Reverend James Brogden shoots a policeman

The following account is courtesy of the Brogden family website. See 'Brogden characters/an unpopular vicar'

An earlier extraordinary episode in the troubled life of the Reverend James Brogden had occured when he was a curate in Childwickbury. This story is reported in "Hertfordshire Murders" by Nicholas Connell and Ruth Stratton (published by Sutton Publishing in 2003). James Brogden shot a policeman, PC Cornelias Wintle. The policeman survived and the Reverend gentleman was acquitted of murder.

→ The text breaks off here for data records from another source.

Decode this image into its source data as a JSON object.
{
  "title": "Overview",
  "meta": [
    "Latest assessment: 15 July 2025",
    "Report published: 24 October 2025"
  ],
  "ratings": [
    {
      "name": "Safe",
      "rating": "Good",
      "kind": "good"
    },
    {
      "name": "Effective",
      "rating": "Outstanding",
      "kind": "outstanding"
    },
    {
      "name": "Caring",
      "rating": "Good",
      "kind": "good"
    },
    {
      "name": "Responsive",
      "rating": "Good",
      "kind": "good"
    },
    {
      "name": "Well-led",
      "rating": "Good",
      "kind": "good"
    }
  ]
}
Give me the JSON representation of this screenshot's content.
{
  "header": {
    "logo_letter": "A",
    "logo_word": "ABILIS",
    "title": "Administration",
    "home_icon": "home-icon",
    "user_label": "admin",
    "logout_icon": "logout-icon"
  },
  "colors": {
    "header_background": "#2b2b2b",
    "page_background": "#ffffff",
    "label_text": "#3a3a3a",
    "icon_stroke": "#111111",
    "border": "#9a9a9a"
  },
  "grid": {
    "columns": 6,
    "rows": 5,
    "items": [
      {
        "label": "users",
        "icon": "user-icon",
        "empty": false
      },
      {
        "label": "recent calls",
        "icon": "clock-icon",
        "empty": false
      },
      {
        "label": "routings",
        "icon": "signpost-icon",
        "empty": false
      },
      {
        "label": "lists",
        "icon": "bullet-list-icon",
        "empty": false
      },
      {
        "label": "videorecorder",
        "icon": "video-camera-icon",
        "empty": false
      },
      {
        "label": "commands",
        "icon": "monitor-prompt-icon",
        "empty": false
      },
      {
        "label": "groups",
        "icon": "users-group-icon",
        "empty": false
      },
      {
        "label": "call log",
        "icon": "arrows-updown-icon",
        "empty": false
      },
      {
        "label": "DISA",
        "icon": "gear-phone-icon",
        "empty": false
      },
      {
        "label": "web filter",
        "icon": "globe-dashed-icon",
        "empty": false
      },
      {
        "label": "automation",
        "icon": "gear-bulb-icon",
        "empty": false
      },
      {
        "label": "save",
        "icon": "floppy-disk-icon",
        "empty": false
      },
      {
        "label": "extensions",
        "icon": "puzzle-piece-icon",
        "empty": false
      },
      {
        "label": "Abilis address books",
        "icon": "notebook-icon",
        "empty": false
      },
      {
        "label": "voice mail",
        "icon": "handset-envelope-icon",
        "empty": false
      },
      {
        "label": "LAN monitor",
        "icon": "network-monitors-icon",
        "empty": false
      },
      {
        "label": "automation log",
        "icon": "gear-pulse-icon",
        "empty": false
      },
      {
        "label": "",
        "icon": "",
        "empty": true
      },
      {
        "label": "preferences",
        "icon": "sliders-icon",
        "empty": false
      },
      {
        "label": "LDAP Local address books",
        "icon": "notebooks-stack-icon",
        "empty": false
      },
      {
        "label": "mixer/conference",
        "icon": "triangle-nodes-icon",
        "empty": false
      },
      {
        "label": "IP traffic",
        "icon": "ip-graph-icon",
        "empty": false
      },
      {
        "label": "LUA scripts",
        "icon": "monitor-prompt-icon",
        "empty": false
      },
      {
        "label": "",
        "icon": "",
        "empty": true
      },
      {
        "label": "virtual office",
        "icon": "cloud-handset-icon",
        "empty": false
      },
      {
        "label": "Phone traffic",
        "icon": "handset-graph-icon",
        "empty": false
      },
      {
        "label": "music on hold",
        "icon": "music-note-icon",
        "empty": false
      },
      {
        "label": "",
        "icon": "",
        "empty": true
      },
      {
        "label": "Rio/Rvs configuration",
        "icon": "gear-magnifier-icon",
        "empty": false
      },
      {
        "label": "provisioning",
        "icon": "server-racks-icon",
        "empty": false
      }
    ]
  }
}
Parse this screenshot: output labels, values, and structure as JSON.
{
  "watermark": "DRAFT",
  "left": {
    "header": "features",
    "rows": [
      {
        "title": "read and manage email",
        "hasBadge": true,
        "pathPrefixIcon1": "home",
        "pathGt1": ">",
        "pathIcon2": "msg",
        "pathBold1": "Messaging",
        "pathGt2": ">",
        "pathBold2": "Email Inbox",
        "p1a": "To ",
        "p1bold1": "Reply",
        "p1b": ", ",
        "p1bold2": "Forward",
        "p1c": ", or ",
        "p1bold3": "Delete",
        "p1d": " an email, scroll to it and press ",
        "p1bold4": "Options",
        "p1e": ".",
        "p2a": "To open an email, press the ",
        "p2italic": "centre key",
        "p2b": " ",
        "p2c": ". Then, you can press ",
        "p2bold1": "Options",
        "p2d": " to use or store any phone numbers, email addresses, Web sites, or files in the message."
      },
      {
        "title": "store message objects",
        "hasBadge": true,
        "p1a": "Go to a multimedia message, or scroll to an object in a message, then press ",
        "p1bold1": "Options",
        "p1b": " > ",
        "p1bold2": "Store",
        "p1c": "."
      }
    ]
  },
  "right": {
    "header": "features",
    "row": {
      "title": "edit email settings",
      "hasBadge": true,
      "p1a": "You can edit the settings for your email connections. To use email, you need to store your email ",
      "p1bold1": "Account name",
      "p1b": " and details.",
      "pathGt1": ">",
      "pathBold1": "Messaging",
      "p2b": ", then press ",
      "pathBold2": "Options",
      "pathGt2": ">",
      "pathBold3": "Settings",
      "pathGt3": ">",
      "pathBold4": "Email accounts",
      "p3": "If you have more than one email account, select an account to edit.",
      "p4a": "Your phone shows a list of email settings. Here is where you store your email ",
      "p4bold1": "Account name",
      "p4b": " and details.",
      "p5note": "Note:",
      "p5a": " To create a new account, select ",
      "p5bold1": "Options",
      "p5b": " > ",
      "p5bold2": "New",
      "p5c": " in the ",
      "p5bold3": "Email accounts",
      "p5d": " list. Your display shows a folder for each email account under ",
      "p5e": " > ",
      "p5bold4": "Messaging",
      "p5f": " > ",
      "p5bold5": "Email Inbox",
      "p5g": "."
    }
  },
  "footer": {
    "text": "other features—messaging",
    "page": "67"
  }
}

It seems that PC Wintle heard gunfire coming from Mr Brogden's house at 1.20 am on New Year's Day, 1844. PC Wintle bravely went to investigate (today it would require an armed response unit, body armour and a helicopter), only to be shot himself. Why James Brogden was firing his shotgun at 1.20 in the morning is not revealed in the book (nor why he had a shotgun) but, in court, he claimed that he thought PC Wintle was a potential burglar. He said he called out to the person to identify himself but receiving no reply, fired the shotgun. Finding that he had shot a policemen rather than a burglar, James Brogden sent a servant to St Albans to fetch a doctor who sent PC Wintle to hospital, where he made a good recovery. At the trial, Mr Justice Alderson said, "It was a very foolish and very rash act, Mr Brogden, and I hope you will not do such a thing again. I entirely acquit you, in my belief, of any intention of firing to injure any one." This seems a very generous interpretation of the event when James Brogden was intending to shoot a burglar!